While EDPL 702(B) provides for fees incurred “because of the acquisition procedure,” it is noteworthy that the language of the legislative history underlying EDPL 702(B)-“during the acquisition procedure” (Budget Report on Bills, July 15, 1977, at 3, Bill Jacket, L 1977, ch 839 [emphasis added] )-did not find its way into the statutory language which simply states “because of the acquisition procedure.” This distinction persuades the Court that it is not simply dates on a calendar which defines the measure of damages and, thus, the breadth of the remedy. Where, as here, “a statute describes the particular situations in which it is to apply and no qualifying exception is added, an irrefutable inference must be drawn that what is omitted or not included was intended to be omitted or excluded” (Matter of Alonzo M. v. New York City Dept. of Probation, 72 N.Y.2d 662, 665  [internal quotation marks and citations omitted]; accord Matter of Collins v. Dukes Plumbing & Sewer Serv., Inc., 75 AD3d 697, 699-700 ; see McKinney's Cons Laws of NY, Book 1, Statutes § 74).
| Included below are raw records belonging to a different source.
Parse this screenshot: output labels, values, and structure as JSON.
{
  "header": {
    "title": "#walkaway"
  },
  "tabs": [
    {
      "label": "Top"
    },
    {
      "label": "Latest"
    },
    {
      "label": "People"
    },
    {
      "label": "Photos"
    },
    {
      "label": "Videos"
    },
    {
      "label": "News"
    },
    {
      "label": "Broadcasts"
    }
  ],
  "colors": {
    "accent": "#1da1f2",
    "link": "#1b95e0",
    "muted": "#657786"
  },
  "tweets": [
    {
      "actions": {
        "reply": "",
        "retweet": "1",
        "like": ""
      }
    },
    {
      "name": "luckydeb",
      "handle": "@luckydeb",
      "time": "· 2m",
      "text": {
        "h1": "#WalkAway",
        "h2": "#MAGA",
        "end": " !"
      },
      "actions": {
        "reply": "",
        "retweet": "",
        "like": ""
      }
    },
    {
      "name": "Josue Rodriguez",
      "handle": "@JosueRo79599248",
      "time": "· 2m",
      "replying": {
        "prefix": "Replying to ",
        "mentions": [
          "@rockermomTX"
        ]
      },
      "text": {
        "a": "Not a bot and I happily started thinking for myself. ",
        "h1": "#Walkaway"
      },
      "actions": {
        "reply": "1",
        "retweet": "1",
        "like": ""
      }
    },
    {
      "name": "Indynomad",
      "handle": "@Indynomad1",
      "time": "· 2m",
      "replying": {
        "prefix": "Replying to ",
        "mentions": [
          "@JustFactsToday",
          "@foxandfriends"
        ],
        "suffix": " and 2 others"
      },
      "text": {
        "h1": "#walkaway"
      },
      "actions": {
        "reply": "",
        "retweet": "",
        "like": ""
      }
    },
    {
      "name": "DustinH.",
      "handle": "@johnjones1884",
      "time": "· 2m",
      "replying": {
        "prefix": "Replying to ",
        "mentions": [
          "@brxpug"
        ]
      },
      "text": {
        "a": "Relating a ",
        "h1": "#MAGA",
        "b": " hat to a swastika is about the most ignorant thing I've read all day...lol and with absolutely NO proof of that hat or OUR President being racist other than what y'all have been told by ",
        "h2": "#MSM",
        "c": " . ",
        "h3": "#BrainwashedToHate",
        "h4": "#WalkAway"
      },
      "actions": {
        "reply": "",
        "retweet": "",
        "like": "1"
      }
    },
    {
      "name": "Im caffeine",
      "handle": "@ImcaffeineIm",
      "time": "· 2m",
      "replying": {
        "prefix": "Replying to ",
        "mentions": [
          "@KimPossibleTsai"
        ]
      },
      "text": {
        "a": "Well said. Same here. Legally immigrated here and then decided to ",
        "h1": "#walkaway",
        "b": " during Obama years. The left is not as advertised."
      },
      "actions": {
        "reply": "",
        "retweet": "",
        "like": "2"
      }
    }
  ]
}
Equity no less than the notion of governmental fairness requires a result which is consistent with the language and purpose of the statute and this Court thus holds that plaintiff is entitled to seek and prove such “actual and necessary costs, disbursements and expenses, including reasonable attorney, appraisal and engineering fees, and other damages actually incurred by such condemnee because of the acquisition procedure” from March 15, 2006 up to the date of this matter's submission.
The Court directs the parties to appear for a conference at the Warren County Municipal Center on February 10, 2011 at 10:00 A.M. for purposes of further scheduling.
The above comprises the Decision and Order of this Court.
The original of this Decision and Order is returned to counsel for plaintiff for filing and service with notice of entry. The Notice of Amended Motion dated February 4, 2010 and the above-referenced submissions have been filed by the Court.
1. It is upon the initial motion for summary judgment that Hargett v. Town of Ticonderoga (56 AD3d 1016 , affd 13 NY3d 325 , supra ) was decided.
ROBERT J. MULLER, J.